GIVEN DATA below:

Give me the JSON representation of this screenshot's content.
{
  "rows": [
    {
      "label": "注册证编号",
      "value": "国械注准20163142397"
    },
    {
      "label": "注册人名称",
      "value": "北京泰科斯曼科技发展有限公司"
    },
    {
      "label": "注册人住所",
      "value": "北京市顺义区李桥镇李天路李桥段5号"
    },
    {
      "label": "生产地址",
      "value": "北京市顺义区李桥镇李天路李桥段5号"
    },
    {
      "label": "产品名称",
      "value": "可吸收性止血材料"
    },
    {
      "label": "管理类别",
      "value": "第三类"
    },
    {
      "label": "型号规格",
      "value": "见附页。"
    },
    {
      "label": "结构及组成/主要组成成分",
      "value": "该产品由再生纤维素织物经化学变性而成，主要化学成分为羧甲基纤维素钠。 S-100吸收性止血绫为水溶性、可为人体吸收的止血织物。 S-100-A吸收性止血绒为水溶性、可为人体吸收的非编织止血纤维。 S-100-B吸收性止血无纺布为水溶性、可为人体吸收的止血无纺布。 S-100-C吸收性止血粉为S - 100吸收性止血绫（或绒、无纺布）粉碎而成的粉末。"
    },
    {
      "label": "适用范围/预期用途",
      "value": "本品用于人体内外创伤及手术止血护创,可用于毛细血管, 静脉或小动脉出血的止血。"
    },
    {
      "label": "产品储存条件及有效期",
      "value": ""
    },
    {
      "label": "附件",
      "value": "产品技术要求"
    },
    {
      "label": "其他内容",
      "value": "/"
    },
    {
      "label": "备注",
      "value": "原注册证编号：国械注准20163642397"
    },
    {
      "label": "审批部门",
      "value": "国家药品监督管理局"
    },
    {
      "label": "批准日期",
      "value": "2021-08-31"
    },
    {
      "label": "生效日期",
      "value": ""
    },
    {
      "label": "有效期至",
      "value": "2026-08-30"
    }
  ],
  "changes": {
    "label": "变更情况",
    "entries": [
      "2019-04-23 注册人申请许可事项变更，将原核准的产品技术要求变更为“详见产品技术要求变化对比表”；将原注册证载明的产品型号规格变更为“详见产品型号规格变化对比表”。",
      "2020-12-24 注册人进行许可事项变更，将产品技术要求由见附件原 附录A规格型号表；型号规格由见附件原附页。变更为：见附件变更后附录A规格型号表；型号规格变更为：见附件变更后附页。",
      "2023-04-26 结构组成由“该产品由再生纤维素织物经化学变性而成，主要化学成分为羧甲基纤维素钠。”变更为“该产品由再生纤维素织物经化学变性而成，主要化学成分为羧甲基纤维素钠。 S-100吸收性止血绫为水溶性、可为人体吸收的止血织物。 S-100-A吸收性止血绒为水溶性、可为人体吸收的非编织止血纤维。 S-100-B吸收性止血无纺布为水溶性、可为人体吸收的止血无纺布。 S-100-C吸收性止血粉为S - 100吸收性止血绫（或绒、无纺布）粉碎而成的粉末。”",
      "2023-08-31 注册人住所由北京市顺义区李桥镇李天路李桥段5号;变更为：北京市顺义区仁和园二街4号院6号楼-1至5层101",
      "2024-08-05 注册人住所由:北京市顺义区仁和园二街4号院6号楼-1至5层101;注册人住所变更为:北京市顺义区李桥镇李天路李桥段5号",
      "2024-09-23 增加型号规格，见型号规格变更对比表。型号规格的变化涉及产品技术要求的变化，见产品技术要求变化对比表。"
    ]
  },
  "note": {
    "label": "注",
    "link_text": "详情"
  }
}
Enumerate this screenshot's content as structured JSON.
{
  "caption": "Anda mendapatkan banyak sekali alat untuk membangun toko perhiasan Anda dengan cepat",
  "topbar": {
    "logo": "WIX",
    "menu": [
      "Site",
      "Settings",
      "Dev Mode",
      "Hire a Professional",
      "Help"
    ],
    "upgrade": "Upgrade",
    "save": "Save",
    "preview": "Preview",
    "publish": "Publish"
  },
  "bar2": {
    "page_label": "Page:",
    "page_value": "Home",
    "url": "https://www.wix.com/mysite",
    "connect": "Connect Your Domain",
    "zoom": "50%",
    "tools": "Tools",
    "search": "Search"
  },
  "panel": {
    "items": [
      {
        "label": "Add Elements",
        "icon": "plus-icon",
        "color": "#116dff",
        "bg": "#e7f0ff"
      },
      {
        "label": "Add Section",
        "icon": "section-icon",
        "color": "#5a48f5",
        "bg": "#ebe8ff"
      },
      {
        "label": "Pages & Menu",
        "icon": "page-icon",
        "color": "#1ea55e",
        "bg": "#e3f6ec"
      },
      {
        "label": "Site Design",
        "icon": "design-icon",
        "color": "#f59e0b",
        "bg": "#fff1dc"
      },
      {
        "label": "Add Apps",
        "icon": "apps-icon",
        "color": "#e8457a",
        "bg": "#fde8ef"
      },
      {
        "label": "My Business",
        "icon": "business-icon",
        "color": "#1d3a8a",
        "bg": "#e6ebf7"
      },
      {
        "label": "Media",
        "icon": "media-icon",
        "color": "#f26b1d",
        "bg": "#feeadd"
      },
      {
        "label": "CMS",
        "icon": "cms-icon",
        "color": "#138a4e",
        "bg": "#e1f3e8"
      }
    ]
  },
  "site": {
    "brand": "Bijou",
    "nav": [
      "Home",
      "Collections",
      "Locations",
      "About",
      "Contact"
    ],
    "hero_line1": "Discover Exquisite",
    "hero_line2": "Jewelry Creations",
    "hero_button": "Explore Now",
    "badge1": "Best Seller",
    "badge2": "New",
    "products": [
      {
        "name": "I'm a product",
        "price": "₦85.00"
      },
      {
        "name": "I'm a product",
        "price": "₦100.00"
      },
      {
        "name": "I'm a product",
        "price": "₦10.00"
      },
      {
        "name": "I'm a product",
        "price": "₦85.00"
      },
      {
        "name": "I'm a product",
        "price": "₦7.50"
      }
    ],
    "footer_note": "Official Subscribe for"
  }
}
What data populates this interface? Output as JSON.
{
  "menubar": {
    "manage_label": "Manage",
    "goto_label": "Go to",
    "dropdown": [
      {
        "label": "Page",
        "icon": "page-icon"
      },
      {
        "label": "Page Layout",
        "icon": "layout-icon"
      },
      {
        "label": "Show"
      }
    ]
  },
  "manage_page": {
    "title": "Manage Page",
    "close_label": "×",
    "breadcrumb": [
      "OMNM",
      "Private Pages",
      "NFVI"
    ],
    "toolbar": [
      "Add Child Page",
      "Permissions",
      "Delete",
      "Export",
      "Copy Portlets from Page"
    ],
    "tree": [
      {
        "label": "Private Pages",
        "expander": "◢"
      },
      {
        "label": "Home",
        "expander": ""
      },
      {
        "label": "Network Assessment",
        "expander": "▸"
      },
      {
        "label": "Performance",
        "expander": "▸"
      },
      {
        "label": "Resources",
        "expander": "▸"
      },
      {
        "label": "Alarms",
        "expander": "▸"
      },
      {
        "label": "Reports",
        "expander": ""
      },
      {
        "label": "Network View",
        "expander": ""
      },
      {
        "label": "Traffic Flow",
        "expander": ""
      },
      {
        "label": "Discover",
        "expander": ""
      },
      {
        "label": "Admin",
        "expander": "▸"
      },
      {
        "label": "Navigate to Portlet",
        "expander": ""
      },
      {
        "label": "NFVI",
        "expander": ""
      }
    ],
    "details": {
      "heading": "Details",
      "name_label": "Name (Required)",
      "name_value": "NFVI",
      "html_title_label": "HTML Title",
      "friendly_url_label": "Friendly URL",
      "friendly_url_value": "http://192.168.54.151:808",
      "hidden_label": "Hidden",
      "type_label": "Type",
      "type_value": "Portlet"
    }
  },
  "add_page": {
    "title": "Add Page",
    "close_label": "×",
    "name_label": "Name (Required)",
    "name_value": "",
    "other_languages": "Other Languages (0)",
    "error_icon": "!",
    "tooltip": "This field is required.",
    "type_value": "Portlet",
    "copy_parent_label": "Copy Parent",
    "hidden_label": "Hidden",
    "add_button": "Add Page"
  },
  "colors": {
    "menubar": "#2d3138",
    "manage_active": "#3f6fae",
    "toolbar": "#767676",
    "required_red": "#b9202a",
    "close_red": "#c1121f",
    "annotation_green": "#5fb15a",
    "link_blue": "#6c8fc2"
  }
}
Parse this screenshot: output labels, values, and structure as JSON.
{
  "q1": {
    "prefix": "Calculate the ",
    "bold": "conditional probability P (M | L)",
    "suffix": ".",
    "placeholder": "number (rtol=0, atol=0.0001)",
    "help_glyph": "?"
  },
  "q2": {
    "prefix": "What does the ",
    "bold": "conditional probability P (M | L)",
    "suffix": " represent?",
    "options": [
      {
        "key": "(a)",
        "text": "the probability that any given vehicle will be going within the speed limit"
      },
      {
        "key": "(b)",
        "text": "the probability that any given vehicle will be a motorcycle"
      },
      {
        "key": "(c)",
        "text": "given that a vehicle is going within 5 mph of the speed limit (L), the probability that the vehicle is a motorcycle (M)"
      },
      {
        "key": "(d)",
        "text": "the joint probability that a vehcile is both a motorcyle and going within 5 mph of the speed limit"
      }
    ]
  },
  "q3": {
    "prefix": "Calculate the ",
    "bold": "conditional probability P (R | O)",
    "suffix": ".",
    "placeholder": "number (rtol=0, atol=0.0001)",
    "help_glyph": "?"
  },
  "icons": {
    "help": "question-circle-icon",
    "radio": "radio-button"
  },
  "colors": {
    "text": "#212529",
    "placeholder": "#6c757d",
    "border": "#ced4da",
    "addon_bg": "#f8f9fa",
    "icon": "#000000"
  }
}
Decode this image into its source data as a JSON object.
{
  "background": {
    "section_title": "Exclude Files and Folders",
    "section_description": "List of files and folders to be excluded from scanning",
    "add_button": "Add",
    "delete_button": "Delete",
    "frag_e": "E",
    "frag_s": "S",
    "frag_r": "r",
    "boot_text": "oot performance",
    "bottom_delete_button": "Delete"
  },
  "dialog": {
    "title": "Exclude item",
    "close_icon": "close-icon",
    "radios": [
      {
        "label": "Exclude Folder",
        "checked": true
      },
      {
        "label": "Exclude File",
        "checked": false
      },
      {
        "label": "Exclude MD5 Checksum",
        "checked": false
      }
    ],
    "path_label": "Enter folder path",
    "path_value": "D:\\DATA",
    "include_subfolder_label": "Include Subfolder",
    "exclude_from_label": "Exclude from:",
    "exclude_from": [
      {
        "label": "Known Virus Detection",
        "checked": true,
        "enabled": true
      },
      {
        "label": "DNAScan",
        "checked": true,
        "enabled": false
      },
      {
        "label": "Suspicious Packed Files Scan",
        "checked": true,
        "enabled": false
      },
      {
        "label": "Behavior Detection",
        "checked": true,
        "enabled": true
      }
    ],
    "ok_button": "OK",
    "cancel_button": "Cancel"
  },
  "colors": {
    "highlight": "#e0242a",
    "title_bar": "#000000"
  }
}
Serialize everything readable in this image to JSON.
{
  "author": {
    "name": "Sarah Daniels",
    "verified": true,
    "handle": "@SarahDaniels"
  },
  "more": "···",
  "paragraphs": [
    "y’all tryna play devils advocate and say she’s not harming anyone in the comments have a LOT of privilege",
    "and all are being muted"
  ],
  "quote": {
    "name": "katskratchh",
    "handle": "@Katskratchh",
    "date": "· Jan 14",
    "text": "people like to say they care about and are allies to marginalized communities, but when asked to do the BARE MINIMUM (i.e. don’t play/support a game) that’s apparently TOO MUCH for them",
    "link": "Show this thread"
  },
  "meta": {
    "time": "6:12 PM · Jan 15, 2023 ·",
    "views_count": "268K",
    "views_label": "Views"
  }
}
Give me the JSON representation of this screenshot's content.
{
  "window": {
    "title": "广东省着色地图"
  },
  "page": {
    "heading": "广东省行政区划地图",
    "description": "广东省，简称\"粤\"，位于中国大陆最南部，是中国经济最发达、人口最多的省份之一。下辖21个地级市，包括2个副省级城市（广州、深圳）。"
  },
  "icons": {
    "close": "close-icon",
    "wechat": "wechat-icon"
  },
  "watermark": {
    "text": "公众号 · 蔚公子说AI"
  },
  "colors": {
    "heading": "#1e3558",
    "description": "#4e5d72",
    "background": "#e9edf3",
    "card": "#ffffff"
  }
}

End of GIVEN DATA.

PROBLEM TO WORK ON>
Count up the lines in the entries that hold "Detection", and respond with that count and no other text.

ANSWER>
2